Please print the data that follows, keeping every line exact.

+-------+

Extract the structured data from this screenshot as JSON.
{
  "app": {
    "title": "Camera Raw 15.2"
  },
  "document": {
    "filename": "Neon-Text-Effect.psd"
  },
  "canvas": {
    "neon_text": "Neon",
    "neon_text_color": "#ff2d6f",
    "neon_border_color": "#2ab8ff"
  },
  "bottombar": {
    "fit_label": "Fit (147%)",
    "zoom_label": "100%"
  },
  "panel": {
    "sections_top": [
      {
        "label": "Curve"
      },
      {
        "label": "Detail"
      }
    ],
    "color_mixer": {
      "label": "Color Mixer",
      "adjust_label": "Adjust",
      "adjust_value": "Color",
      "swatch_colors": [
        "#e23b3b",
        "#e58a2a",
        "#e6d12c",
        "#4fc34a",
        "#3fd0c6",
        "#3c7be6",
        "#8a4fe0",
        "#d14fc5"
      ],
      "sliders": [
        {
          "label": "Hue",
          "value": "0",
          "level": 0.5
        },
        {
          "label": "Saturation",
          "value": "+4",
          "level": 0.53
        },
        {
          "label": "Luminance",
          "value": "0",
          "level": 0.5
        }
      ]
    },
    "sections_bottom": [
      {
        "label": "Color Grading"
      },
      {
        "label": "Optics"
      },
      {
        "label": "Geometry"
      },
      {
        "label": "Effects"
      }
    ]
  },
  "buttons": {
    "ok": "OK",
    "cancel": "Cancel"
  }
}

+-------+

_Output for this task:_
Extract the structured data from this screenshot as JSON.
{
  "app": {
    "title": "Camera Raw 15.2"
  },
  "document": {
    "filename": "Neon-Text-Effect.psd"
  },
  "canvas": {
    "neon_text": "Neon",
    "neon_text_color": "#ff2d6f",
    "neon_border_color": "#2ab8ff"
  },
  "bottombar": {
    "fit_label": "Fit (147%)",
    "zoom_label": "100%"
  },
  "panel": {
    "sections_top": [
      {
        "label": "Curve"
      },
      {
        "label": "Detail"
      }
    ],
    "color_mixer": {
      "label": "Color Mixer",
      "adjust_label": "Adjust",
      "adjust_value": "Color",
      "swatch_colors": [
        "#e23b3b",
        "#e58a2a",
        "#e6d12c",
        "#4fc34a",
        "#3fd0c6",
        "#3c7be6",
        "#8a4fe0",
        "#d14fc5"
      ],
      "sliders": [
        {
          "label": "Hue",
          "value": "0",
          "level": 0.5
        },
        {
          "label": "Saturation",
          "value": "+4",
          "level": 0.53
        },
        {
          "label": "Luminance",
          "value": "0",
          "level": 0.5
        }
      ]
    },
    "sections_bottom": [
      {
        "label": "Color Grading"
      },
      {
        "label": "Optics"
      },
      {
        "label": "Geometry"
      },
      {
        "label": "Effects"
      }
    ]
  },
  "buttons": {
    "ok": "OK",
    "cancel": "Cancel"
  }
}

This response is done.